### Work to complete
Please return every line below that contains the string "name".

- Opening Delimiter -

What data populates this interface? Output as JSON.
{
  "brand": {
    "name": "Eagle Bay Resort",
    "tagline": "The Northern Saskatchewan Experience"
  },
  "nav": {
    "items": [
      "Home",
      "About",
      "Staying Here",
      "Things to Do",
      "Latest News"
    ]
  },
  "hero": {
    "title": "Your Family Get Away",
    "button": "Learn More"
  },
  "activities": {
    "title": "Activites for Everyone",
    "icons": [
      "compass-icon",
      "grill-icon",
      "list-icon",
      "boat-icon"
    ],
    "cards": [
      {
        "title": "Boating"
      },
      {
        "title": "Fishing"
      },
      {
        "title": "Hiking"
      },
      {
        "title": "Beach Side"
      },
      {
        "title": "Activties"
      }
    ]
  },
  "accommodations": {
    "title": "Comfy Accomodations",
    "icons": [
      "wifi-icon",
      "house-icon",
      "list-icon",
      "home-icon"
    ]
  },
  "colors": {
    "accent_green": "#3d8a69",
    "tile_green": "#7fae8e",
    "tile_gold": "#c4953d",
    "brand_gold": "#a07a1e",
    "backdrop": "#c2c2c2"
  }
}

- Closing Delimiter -
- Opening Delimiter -

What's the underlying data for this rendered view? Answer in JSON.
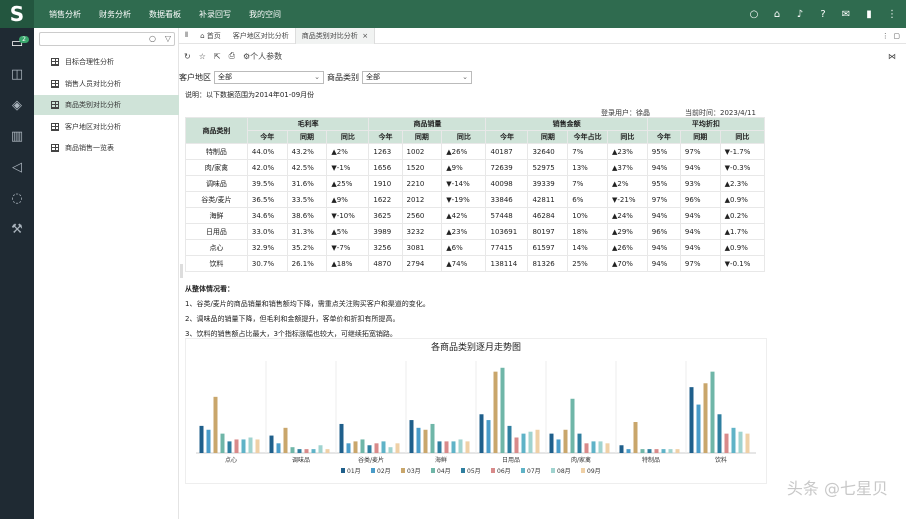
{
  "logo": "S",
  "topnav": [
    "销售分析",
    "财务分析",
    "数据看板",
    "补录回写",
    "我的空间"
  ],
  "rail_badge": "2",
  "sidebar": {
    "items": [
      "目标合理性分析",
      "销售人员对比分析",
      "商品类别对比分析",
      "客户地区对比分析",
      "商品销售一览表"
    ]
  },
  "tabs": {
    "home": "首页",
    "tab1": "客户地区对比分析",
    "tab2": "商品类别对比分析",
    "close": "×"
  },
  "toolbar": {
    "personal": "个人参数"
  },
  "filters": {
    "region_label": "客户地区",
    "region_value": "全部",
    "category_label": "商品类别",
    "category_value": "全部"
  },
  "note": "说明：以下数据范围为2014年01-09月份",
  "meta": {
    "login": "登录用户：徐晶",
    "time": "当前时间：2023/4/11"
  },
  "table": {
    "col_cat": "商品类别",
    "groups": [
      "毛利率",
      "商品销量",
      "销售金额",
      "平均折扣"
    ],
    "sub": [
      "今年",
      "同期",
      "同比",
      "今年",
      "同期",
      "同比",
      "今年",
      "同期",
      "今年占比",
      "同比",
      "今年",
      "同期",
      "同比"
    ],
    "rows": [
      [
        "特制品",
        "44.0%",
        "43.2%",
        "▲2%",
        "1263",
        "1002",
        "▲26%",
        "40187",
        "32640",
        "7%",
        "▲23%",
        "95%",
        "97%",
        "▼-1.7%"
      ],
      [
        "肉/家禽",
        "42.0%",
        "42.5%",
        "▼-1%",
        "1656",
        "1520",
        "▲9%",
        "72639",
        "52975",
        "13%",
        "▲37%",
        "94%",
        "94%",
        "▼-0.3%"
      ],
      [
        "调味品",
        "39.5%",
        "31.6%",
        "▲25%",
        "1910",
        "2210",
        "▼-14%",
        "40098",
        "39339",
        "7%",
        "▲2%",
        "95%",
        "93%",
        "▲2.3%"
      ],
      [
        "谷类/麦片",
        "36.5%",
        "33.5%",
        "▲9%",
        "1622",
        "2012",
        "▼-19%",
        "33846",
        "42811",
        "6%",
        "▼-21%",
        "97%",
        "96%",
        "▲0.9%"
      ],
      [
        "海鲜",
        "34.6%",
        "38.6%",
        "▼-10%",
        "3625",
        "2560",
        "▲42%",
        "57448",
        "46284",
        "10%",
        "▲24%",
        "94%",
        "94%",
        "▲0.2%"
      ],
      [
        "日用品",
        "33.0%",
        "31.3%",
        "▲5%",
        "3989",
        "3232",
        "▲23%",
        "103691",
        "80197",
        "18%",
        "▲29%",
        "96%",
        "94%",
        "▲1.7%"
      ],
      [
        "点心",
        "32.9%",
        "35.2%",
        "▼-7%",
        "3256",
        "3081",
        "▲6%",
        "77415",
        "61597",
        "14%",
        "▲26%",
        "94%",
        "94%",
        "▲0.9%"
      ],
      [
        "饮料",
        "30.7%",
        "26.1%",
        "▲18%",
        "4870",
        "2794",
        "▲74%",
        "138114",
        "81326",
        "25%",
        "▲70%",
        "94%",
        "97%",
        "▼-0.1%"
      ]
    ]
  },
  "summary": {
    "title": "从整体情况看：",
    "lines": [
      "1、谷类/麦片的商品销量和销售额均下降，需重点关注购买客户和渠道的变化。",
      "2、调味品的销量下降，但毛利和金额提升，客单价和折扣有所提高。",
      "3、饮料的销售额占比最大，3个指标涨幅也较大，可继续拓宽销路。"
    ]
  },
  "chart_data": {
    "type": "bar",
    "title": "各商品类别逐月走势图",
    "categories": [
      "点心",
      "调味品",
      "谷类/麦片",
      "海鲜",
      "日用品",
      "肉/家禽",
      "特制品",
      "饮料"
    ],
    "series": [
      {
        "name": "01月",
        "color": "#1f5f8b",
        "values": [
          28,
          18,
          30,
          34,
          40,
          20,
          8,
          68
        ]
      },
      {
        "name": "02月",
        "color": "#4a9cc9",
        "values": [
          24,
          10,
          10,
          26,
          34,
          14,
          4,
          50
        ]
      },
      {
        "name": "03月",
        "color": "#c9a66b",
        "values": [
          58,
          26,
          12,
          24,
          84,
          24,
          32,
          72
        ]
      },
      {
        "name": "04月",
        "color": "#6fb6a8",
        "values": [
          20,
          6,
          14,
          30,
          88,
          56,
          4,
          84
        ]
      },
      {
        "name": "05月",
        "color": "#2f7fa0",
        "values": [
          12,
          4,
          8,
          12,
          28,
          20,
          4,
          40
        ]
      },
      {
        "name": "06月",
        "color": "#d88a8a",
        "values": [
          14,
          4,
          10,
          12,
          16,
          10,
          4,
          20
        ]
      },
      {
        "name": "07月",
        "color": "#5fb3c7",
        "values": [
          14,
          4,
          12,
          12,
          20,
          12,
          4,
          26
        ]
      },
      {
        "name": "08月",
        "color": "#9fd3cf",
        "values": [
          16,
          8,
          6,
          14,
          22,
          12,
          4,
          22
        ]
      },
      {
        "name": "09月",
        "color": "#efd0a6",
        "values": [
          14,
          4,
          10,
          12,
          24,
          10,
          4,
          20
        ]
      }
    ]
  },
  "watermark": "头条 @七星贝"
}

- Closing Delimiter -

### Written response
    "name": "Eagle Bay Resort",
        "name": "01月",
        "name": "02月",
        "name": "03月",
        "name": "04月",
        "name": "05月",
        "name": "06月",
        "name": "07月",
        "name": "08月",
        "name": "09月",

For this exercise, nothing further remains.